- He had seminars with his clerks almost every week, where we'd bring in slip opinions and dissect them with him. Once a law professor, always a law professor.
- Even though he was a Nixon appointee and I was much more liberal than he, he always impressed me as being very willing to do whatever the law actually mandated (more so than some of the more liberal judges on the court, who were known for bending the law to suit their own purposes). In that sense, I always thought of him as a true conservative.
- Judge Sneed's wife, Madelon, was a delight--a painter of some skill, she managed to make their home's dining room follow the shading of the San Francisco sun (what there was of it) with the colors that she used to decorate it.
- We did a workload study during my clerkship year to figure out where the logjams were. They most certainly weren't in his chambers. He was an efficient writer and a tireless worker. He also didn't take most federal holidays off, so we didn't, either.

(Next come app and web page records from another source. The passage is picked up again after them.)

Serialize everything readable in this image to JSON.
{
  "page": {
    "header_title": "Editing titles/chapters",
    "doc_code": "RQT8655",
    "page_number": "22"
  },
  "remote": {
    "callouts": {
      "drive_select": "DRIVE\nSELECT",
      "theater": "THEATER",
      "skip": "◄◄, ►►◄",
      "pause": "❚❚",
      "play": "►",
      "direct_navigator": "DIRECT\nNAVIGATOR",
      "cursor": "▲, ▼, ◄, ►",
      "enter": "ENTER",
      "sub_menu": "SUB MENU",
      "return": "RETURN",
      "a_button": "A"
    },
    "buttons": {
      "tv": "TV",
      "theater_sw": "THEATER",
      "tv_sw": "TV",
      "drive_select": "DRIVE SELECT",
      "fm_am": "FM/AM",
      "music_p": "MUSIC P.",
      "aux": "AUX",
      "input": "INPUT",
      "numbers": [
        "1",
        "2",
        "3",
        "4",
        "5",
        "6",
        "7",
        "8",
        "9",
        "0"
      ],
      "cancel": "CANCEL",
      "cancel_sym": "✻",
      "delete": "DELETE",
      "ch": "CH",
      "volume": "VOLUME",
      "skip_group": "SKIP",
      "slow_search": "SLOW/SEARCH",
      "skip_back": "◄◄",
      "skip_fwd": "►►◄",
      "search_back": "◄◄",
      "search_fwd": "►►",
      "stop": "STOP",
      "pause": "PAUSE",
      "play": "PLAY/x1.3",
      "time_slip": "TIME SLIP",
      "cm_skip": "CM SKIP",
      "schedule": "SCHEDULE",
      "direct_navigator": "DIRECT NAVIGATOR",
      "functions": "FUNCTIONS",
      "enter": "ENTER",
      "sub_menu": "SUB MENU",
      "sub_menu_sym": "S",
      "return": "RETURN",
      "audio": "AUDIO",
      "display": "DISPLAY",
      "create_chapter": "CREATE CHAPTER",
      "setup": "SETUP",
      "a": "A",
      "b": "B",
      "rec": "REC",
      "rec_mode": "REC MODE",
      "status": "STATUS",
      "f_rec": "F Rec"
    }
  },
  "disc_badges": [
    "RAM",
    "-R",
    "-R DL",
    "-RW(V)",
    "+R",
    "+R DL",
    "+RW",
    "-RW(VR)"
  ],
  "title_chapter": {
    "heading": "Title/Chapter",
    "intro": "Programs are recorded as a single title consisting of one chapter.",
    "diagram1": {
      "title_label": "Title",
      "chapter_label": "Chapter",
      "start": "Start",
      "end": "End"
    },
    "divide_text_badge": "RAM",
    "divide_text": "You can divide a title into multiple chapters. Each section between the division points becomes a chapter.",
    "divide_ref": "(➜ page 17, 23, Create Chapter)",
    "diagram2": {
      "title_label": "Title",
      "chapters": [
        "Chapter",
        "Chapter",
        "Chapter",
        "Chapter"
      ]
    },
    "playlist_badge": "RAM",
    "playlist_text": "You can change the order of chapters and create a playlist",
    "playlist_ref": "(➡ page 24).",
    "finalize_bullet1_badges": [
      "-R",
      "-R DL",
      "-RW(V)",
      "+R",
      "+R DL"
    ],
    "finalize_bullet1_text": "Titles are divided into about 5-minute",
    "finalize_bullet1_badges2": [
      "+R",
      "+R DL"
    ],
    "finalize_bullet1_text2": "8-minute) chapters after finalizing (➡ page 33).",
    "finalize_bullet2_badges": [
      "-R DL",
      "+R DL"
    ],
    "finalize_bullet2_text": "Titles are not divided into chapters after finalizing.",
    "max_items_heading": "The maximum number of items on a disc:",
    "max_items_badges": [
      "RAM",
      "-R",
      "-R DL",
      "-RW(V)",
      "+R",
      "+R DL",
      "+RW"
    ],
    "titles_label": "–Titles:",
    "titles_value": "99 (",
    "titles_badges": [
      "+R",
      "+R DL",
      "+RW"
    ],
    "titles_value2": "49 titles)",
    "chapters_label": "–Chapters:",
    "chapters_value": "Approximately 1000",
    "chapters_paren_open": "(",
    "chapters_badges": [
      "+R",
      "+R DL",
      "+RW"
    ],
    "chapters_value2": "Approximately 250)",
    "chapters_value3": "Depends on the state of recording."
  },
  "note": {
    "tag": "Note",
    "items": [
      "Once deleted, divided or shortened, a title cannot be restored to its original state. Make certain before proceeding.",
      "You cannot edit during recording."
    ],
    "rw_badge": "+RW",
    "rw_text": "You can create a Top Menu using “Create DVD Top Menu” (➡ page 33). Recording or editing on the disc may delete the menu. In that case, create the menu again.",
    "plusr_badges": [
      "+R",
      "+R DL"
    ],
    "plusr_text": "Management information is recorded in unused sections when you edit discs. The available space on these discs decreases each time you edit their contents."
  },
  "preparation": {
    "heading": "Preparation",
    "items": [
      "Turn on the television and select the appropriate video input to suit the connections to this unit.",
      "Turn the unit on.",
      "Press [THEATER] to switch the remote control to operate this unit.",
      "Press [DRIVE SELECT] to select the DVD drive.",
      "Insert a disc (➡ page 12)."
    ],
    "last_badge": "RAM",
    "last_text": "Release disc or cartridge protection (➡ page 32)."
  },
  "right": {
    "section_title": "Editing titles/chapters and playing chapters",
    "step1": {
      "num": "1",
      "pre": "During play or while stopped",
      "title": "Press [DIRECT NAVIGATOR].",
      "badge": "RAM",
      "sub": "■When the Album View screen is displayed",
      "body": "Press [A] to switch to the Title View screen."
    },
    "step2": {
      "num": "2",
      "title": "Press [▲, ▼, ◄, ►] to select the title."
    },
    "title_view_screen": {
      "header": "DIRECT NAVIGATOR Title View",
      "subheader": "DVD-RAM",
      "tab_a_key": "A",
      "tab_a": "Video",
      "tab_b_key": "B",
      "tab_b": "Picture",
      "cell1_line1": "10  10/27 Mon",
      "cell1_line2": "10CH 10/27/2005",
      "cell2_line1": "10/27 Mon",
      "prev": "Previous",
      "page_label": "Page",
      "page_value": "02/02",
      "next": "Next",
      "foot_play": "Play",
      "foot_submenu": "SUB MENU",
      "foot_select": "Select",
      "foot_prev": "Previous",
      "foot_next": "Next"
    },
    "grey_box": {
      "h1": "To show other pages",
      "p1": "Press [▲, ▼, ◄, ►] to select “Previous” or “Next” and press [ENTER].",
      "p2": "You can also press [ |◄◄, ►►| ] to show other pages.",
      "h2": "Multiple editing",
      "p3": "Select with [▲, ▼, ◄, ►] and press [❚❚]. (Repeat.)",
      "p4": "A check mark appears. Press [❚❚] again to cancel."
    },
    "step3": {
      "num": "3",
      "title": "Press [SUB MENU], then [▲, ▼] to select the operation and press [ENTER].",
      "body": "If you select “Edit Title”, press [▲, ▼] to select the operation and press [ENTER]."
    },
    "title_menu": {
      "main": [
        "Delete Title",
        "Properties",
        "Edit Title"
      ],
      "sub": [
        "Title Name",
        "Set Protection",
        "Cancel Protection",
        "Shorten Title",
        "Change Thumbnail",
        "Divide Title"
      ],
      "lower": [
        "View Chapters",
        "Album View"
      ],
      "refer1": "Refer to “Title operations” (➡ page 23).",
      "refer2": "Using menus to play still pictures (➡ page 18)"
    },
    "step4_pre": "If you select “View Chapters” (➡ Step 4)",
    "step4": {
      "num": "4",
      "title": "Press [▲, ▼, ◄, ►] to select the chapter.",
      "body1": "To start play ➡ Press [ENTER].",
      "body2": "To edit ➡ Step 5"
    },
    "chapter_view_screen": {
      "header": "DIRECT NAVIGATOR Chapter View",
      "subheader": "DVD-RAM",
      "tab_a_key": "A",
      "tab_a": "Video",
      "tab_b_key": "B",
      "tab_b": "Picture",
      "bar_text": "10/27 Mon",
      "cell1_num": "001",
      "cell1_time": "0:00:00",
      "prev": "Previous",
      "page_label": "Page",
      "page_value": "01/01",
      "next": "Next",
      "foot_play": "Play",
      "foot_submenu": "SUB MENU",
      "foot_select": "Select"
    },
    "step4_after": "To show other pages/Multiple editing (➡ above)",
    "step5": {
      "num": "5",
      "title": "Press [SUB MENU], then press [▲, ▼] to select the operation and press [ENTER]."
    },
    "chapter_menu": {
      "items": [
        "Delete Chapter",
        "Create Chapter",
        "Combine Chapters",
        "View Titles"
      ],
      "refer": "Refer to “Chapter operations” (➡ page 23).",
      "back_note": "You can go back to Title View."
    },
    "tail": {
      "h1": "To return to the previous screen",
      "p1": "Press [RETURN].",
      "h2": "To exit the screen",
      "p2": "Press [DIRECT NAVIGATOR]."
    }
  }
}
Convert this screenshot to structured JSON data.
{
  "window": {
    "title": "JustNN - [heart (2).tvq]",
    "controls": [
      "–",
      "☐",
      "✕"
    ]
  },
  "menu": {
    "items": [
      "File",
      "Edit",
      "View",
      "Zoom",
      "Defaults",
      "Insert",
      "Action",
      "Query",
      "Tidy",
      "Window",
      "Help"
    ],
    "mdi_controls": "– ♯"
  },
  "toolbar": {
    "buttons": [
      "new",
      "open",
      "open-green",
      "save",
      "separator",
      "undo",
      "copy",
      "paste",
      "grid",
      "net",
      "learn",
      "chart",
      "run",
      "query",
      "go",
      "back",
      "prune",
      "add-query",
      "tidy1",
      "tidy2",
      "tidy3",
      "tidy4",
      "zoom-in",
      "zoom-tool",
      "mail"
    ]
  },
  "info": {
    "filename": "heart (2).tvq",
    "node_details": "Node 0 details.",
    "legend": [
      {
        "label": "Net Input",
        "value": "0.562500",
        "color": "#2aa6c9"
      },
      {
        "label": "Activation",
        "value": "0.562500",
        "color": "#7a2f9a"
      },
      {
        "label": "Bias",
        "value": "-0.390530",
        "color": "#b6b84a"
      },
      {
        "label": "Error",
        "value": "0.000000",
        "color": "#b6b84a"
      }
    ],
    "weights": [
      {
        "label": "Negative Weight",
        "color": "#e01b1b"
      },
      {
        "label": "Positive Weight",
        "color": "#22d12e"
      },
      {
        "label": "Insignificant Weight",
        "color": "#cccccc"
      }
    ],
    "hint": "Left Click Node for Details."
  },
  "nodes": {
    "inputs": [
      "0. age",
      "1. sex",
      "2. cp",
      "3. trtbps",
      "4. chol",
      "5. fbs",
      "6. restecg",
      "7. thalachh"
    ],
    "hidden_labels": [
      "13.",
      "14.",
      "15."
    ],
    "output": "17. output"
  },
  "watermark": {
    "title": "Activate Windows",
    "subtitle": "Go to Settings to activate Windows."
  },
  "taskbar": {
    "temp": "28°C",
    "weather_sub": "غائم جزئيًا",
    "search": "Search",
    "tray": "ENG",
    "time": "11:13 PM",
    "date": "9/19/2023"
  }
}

- David Goodwin, another former Sneed clerk, and I had the pleasure of taking Judge Sneed's oral history for the Ninth Circuit's Historical Society. It's fair to say that Judge Sneed was Zelig-like in the ways in which he was at the center of some big issues in the 60s and 70s.
- I'm still close friends with one of the Judge's secretaries--one of the luckiest things to come out of the clerkship has been getting to know Carol Brown. I've also managed to stay in touch, intermittently, with two of his externs.
- He only spoke rarely about his daughter Carly. And she never answered my letters later on, when I was dean, asking her whether she'd speak at the law school. I would have liked to have met her, though.
- One of my theories about judges is that they are among the most silent of movers. Judge Sneed could move through the chambers almost as quietly as a sniper, which made for some fun with one of our co-clerks, who got a bit twitchy.
Judge Sneed contributed a great deal to legal education and to the law generally. I'll miss him.